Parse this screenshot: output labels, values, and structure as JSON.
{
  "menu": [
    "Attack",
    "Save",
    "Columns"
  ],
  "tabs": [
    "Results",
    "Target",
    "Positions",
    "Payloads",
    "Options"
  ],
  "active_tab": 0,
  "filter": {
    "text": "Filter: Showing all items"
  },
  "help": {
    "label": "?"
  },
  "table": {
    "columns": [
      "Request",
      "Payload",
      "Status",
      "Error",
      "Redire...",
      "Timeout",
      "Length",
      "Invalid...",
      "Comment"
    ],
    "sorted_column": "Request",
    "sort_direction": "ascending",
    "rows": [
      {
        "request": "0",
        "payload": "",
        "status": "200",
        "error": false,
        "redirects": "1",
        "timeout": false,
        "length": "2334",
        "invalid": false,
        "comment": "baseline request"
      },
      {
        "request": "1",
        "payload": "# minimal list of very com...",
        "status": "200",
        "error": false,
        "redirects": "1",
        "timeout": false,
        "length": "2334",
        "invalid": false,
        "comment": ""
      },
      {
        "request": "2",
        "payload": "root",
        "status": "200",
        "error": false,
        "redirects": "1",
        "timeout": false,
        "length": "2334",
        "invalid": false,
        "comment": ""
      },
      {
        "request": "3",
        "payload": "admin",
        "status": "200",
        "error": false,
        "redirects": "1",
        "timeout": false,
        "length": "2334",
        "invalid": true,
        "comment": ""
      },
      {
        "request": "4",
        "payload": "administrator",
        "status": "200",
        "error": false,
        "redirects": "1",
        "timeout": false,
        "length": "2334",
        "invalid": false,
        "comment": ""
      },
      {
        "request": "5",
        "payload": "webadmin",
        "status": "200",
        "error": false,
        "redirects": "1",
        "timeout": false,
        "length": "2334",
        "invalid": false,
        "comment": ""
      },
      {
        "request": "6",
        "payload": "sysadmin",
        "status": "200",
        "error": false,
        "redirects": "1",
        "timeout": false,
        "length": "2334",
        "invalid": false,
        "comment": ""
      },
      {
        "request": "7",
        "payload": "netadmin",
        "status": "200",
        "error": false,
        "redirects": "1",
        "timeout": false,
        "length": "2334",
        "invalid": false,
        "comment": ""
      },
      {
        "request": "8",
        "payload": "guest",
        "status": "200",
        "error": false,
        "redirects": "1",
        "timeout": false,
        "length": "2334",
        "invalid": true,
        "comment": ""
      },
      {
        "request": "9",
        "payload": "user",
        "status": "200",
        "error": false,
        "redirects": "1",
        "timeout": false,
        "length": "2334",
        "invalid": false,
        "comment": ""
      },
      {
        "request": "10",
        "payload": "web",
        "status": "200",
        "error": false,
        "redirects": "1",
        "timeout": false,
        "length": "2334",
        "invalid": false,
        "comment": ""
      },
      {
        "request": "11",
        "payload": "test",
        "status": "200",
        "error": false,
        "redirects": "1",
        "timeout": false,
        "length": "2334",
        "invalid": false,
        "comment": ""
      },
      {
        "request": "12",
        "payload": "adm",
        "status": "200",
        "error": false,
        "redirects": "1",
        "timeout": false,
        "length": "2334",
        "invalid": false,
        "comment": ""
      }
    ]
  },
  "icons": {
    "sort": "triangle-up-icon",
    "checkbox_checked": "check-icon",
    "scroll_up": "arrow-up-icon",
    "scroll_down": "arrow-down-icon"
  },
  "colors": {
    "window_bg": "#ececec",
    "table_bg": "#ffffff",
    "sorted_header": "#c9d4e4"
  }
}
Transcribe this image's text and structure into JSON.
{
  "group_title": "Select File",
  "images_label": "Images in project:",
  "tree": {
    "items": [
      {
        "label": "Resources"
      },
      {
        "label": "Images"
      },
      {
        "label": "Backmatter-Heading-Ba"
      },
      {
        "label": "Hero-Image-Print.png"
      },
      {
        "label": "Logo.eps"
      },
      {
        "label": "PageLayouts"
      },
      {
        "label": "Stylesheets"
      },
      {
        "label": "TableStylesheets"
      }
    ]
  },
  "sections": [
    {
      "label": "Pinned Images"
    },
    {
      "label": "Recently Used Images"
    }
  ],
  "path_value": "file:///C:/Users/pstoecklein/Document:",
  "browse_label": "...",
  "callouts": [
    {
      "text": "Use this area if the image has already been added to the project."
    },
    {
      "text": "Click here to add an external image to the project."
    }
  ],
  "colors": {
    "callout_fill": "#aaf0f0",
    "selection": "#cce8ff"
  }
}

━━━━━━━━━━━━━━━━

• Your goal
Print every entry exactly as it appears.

• Output for this task
Parse this screenshot: output labels, values, and structure as JSON.
{
  "menu": [
    "Attack",
    "Save",
    "Columns"
  ],
  "tabs": [
    "Results",
    "Target",
    "Positions",
    "Payloads",
    "Options"
  ],
  "active_tab": 0,
  "filter": {
    "text": "Filter: Showing all items"
  },
  "help": {
    "label": "?"
  },
  "table": {
    "columns": [
      "Request",
      "Payload",
      "Status",
      "Error",
      "Redire...",
      "Timeout",
      "Length",
      "Invalid...",
      "Comment"
    ],
    "sorted_column": "Request",
    "sort_direction": "ascending",
    "rows": [
      {
        "request": "0",
        "payload": "",
        "status": "200",
        "error": false,
        "redirects": "1",
        "timeout": false,
        "length": "2334",
        "invalid": false,
        "comment": "baseline request"
      },
      {
        "request": "1",
        "payload": "# minimal list of very com...",
        "status": "200",
        "error": false,
        "redirects": "1",
        "timeout": false,
        "length": "2334",
        "invalid": false,
        "comment": ""
      },
      {
        "request": "2",
        "payload": "root",
        "status": "200",
        "error": false,
        "redirects": "1",
        "timeout": false,
        "length": "2334",
        "invalid": false,
        "comment": ""
      },
      {
        "request": "3",
        "payload": "admin",
        "status": "200",
        "error": false,
        "redirects": "1",
        "timeout": false,
        "length": "2334",
        "invalid": true,
        "comment": ""
      },
      {
        "request": "4",
        "payload": "administrator",
        "status": "200",
        "error": false,
        "redirects": "1",
        "timeout": false,
        "length": "2334",
        "invalid": false,
        "comment": ""
      },
      {
        "request": "5",
        "payload": "webadmin",
        "status": "200",
        "error": false,
        "redirects": "1",
        "timeout": false,
        "length": "2334",
        "invalid": false,
        "comment": ""
      },
      {
        "request": "6",
        "payload": "sysadmin",
        "status": "200",
        "error": false,
        "redirects": "1",
        "timeout": false,
        "length": "2334",
        "invalid": false,
        "comment": ""
      },
      {
        "request": "7",
        "payload": "netadmin",
        "status": "200",
        "error": false,
        "redirects": "1",
        "timeout": false,
        "length": "2334",
        "invalid": false,
        "comment": ""
      },
      {
        "request": "8",
        "payload": "guest",
        "status": "200",
        "error": false,
        "redirects": "1",
        "timeout": false,
        "length": "2334",
        "invalid": true,
        "comment": ""
      },
      {
        "request": "9",
        "payload": "user",
        "status": "200",
        "error": false,
        "redirects": "1",
        "timeout": false,
        "length": "2334",
        "invalid": false,
        "comment": ""
      },
      {
        "request": "10",
        "payload": "web",
        "status": "200",
        "error": false,
        "redirects": "1",
        "timeout": false,
        "length": "2334",
        "invalid": false,
        "comment": ""
      },
      {
        "request": "11",
        "payload": "test",
        "status": "200",
        "error": false,
        "redirects": "1",
        "timeout": false,
        "length": "2334",
        "invalid": false,
        "comment": ""
      },
      {
        "request": "12",
        "payload": "adm",
        "status": "200",
        "error": false,
        "redirects": "1",
        "timeout": false,
        "length": "2334",
        "invalid": false,
        "comment": ""
      }
    ]
  },
  "icons": {
    "sort": "triangle-up-icon",
    "checkbox_checked": "check-icon",
    "scroll_up": "arrow-up-icon",
    "scroll_down": "arrow-down-icon"
  },
  "colors": {
    "window_bg": "#ececec",
    "table_bg": "#ffffff",
    "sorted_header": "#c9d4e4"
  }
}
Transcribe this image's text and structure into JSON.
{
  "group_title": "Select File",
  "images_label": "Images in project:",
  "tree": {
    "items": [
      {
        "label": "Resources"
      },
      {
        "label": "Images"
      },
      {
        "label": "Backmatter-Heading-Ba"
      },
      {
        "label": "Hero-Image-Print.png"
      },
      {
        "label": "Logo.eps"
      },
      {
        "label": "PageLayouts"
      },
      {
        "label": "Stylesheets"
      },
      {
        "label": "TableStylesheets"
      }
    ]
  },
  "sections": [
    {
      "label": "Pinned Images"
    },
    {
      "label": "Recently Used Images"
    }
  ],
  "path_value": "file:///C:/Users/pstoecklein/Document:",
  "browse_label": "...",
  "callouts": [
    {
      "text": "Use this area if the image has already been added to the project."
    },
    {
      "text": "Click here to add an external image to the project."
    }
  ],
  "colors": {
    "callout_fill": "#aaf0f0",
    "selection": "#cce8ff"
  }
}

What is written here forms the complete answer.